--- Entries provided ---
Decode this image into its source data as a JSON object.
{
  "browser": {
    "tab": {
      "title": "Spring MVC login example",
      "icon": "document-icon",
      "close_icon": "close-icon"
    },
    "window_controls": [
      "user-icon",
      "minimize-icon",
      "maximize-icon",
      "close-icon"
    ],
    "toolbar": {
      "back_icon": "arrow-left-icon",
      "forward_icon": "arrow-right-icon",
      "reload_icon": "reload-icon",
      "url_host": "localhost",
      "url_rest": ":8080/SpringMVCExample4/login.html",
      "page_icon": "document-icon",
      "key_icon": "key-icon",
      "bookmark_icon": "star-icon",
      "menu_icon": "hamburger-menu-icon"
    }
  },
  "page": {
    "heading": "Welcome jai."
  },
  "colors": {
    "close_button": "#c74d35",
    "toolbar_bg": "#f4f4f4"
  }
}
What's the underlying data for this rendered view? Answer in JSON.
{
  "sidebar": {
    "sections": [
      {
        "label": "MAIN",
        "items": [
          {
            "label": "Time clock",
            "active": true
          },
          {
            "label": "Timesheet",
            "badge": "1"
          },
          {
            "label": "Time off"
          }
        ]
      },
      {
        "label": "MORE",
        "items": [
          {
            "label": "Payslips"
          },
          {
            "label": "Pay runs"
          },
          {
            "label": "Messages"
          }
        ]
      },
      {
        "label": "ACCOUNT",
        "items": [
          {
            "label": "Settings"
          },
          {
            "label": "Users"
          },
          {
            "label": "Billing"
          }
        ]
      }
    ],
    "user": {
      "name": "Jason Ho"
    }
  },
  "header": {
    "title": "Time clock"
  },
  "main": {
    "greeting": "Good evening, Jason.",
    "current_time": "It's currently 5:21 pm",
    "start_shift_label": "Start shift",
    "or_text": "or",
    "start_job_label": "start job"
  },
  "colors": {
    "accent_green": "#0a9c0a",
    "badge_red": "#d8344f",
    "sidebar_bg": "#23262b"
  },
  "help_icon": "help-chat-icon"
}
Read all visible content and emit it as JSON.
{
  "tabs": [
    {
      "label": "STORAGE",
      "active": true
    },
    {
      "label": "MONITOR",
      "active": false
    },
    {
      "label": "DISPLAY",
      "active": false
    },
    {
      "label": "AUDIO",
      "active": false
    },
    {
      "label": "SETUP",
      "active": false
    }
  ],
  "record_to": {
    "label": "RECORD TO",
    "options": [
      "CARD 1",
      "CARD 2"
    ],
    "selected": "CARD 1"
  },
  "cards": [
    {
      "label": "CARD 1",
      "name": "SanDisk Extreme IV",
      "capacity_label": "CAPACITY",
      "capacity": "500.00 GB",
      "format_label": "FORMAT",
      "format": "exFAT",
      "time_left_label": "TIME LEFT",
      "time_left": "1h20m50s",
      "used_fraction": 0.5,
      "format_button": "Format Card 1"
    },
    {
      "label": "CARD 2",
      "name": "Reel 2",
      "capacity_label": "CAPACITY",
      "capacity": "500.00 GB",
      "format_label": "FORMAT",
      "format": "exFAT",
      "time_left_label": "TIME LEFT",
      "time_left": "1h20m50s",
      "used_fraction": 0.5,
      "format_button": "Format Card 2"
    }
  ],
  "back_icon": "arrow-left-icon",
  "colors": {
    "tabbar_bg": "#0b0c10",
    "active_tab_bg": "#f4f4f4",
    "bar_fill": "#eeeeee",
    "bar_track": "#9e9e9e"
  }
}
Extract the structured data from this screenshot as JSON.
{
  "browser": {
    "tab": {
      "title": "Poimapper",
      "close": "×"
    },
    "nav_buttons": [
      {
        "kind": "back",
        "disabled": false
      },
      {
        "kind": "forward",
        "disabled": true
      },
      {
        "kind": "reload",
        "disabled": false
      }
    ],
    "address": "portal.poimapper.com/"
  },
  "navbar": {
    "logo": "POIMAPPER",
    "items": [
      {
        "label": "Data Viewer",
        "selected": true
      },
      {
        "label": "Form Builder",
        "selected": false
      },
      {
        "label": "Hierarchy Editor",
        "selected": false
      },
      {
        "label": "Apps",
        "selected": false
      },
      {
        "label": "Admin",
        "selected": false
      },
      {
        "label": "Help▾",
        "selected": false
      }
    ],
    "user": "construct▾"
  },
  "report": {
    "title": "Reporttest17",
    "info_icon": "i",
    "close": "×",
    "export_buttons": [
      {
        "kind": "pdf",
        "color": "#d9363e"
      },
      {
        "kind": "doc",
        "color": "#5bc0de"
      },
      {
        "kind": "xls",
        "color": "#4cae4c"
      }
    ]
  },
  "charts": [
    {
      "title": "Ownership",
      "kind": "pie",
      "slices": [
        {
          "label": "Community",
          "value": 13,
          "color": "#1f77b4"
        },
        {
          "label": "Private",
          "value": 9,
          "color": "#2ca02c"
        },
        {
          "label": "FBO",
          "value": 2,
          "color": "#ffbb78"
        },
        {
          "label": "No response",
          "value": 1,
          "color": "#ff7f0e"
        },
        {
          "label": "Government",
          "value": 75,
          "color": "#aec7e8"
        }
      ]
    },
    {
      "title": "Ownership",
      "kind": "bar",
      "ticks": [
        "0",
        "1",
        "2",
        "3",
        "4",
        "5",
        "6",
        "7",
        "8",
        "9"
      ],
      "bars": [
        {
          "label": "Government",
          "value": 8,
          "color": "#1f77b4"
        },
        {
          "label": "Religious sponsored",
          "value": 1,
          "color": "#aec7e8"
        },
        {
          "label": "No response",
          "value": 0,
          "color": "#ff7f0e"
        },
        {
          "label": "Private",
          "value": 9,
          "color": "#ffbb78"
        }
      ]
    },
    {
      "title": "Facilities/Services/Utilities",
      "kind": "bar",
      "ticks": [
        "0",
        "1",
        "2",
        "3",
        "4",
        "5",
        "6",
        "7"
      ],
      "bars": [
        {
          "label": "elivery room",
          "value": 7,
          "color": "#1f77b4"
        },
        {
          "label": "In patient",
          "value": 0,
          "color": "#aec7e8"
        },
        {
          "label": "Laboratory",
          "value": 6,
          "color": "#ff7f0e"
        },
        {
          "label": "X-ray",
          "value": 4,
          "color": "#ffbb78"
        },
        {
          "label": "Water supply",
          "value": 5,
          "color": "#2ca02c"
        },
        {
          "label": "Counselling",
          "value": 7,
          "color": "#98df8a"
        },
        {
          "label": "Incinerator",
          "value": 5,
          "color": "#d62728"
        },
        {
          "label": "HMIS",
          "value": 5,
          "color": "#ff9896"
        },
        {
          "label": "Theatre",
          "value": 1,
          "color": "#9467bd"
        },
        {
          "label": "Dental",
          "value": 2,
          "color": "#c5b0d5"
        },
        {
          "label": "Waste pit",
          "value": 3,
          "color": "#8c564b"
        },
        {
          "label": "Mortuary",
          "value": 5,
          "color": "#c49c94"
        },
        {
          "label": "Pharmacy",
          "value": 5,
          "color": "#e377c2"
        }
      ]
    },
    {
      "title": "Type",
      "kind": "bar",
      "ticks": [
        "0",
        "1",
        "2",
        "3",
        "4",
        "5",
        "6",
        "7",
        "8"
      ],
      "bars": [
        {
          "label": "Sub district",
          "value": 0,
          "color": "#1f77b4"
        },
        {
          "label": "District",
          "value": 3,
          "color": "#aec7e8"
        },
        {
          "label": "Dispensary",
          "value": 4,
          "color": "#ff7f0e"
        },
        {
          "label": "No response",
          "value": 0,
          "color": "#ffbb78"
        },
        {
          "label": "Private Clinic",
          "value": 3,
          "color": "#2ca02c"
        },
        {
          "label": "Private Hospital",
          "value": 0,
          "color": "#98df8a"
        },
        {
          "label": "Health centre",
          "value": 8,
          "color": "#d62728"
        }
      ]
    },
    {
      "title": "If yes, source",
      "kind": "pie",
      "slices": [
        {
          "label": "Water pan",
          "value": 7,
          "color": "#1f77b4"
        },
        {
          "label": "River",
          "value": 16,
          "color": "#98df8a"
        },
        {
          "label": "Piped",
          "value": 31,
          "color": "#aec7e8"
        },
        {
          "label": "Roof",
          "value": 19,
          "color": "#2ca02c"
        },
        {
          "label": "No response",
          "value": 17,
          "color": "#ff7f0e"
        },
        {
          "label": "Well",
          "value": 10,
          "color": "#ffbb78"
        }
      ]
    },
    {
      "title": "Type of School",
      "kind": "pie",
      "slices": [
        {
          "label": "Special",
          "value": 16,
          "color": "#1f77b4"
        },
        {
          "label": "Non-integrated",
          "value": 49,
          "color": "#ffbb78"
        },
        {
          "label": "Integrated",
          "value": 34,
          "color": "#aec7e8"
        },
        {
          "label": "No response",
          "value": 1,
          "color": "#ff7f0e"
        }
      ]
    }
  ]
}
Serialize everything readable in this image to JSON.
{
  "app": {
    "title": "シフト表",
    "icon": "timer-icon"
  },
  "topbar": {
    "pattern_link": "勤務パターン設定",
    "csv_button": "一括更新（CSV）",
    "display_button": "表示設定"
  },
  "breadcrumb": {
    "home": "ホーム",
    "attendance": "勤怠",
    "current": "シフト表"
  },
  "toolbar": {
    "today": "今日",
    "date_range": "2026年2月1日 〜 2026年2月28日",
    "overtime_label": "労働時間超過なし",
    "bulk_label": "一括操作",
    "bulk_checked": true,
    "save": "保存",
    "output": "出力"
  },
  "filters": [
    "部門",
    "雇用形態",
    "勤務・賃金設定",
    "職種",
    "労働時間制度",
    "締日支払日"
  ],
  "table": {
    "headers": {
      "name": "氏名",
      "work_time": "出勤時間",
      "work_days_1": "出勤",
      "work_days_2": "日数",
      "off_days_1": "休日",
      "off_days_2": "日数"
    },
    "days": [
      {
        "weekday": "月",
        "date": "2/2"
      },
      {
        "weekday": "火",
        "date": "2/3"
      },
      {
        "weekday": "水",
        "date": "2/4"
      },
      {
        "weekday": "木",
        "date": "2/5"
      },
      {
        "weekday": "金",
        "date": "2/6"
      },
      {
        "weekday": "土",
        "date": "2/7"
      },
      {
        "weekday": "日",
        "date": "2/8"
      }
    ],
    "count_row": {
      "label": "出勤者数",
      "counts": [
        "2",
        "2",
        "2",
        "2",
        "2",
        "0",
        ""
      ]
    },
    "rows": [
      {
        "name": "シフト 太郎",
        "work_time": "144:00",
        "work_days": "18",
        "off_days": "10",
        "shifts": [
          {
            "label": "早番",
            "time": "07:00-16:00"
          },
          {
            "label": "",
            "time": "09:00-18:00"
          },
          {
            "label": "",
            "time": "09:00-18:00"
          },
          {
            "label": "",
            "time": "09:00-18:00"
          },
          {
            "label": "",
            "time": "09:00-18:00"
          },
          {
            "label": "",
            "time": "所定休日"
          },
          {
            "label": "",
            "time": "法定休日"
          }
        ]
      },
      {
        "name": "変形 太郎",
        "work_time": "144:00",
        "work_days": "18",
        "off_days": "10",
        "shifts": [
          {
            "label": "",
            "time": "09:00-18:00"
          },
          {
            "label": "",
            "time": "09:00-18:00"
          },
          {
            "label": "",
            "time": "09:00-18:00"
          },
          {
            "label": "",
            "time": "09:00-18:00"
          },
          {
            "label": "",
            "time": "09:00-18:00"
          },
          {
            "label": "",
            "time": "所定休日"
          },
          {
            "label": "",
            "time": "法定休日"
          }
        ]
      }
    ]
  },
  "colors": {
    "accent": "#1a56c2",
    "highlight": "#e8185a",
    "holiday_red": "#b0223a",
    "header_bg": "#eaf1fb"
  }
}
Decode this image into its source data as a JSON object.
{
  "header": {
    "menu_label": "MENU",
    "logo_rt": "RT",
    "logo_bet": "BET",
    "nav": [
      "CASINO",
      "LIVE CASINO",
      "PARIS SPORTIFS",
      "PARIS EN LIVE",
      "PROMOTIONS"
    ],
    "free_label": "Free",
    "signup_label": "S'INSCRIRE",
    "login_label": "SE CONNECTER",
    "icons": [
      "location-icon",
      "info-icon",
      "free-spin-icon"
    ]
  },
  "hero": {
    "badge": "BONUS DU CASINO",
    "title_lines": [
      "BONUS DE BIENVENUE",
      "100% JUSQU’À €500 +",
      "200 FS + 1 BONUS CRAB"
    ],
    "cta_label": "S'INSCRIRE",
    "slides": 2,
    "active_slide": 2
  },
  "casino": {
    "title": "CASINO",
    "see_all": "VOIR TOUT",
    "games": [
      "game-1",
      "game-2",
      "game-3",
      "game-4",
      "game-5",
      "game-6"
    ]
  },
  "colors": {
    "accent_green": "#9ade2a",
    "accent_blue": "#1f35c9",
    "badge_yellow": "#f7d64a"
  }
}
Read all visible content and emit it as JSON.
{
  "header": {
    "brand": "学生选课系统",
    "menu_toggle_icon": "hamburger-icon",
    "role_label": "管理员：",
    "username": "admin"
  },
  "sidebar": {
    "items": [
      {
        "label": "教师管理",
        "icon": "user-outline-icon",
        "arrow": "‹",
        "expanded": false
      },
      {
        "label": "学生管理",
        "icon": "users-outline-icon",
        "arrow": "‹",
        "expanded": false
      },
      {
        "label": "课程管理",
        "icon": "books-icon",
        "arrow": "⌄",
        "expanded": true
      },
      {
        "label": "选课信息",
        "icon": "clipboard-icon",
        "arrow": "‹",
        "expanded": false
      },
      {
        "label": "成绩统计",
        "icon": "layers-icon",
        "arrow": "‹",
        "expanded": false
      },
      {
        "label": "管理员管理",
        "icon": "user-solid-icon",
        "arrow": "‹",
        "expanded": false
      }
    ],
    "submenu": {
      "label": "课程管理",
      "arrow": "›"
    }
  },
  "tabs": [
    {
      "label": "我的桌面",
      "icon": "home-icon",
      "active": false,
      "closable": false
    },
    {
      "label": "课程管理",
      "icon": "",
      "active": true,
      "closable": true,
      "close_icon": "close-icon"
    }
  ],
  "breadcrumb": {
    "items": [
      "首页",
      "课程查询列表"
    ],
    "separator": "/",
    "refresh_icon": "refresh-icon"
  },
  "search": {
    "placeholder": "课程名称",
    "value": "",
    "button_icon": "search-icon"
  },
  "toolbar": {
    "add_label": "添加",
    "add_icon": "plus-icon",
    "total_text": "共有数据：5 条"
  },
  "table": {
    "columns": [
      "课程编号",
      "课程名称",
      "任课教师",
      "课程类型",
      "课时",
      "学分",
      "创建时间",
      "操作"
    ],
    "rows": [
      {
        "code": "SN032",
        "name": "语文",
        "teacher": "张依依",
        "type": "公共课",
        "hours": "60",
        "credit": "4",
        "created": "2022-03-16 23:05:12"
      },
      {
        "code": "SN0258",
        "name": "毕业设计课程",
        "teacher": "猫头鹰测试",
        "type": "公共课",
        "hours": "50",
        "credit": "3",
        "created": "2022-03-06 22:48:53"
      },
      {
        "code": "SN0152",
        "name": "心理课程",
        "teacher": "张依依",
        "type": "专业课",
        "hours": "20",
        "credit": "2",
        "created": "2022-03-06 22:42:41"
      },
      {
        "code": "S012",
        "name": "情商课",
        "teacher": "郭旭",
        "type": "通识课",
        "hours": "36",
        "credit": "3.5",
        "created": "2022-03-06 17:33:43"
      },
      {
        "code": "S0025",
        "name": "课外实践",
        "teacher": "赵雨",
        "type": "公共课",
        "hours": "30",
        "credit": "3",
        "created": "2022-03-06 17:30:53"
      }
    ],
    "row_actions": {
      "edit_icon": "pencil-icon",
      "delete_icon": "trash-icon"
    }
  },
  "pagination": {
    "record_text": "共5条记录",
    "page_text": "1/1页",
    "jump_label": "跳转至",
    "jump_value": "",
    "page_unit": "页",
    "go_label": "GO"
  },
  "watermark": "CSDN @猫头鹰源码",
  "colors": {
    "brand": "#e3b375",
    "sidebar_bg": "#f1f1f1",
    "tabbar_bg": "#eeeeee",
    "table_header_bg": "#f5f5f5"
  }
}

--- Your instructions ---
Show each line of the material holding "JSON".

--- Answer ---
Decode this image into its source data as a JSON object.
What's the underlying data for this rendered view? Answer in JSON.
Read all visible content and emit it as JSON.
Extract the structured data from this screenshot as JSON.
Serialize everything readable in this image to JSON.
Decode this image into its source data as a JSON object.
Read all visible content and emit it as JSON.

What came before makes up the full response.